Workplace Mental Fitness brings a difficult subject into the open giving co-workers basic information about suicidal risk and equiping them to know what steps to take if they are worried about someone.
The Goals of Workplace Mental Fitness
Suicide Intervention Training, or SIT, may be right for your workplace. Find out more about the 60-80 minute in-service training.
The loss of a co-worker to suicide can be devastating for surviving friends and co-workers. Businesses experiencing such a loss should consider hosting a post-suicide response.
Call 970-683-6626 for more information.
Do you Love or Hate your Job? Loving or hating a job can cause more or less stress in life. Did you know, 70% of those currently employed are searching for other jobs.
Less than one-third of Americans are happy with their work. Half of the workforce is “checked-out.” Eighteen percent are unhappy with their current position with some even sabotaging the success of their workplace. An unhappy or unhealthy work environment is bad for a business’ bottom line and bad for employees.

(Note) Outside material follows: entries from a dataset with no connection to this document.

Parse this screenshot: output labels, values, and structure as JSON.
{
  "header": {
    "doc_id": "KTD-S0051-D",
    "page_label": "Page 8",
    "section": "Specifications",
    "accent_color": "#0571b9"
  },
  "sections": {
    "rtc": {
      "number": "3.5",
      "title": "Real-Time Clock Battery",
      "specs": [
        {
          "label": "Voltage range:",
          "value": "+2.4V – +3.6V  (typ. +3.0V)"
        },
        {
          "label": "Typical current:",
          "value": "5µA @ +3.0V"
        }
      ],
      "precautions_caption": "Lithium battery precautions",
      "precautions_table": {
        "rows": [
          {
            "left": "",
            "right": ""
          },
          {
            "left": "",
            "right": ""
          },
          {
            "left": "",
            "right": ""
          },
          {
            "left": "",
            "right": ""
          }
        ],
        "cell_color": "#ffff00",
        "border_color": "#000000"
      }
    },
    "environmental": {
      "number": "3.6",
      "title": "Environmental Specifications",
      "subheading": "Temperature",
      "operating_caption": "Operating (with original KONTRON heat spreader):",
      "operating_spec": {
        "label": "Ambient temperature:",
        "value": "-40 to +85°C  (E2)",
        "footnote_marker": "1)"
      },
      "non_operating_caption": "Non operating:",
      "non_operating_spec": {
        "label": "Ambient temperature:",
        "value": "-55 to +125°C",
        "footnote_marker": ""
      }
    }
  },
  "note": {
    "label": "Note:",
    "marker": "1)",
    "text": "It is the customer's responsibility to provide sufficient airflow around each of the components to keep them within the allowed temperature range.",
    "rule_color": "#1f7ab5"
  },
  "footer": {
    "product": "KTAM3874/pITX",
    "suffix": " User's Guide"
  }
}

Studies have shown being unhappy with or unfulfilled by work can take a toll on our health, relationships, and even lifespan. Those in unhealthy work environments tend to gain more weight, have more healthcare appointments, and have higher rates of absenteeism. Stress from work can also impact their family life, mental health, and even increase risks for chronic illnesses and heart attacks.
So what separates the few who are excited about their work from the majority of Americans? While there are some differences among age groups and types of employment, a healthy work environment is key to job satisfaction. The happiest employees tend to include interpersonal relationships, commitment to the organization, and a sense of meaning or purpose among the parts of their job with which they are most satisfied. Conversely, those leaving their jobs tend to cite lack of respect, teamwork, and potential for growth among top reasons for quitting.
*Sourced from www.mentalhealthamerica.net/workplace-wellness
"An integral component of reducing the high rate of suicide is to promote and support suicide prevention in the workplace."
If you're wondering if you have a Healthy or Unhealthy Work Environment...
*You will be redirected to www.mentalhealthamerica.net
Six Simple Steps Employers Can Take to Promote Mental Health and Prevent Suicide
Sally Spencer-Thomas, PsyD, CEO and founder of the Carson J. Spencer Foundation, is co-author of Working Minds, the only national suicide prevention program in the United States that is exclusively dedicated to suicide prevention in the workplace. In an October 2011 article for Mental Health Works, a publication of the Partnership for Workplace Mental Health, she offered these suggestions for employers.
- Build a Better Workplace
- Develop Fully Engaged Workers
- Reward Mental Wellness
- Offer Educational Programs on Mental Illness
- Provide for Reintegration and Return to Work
- Support Safe Bereavement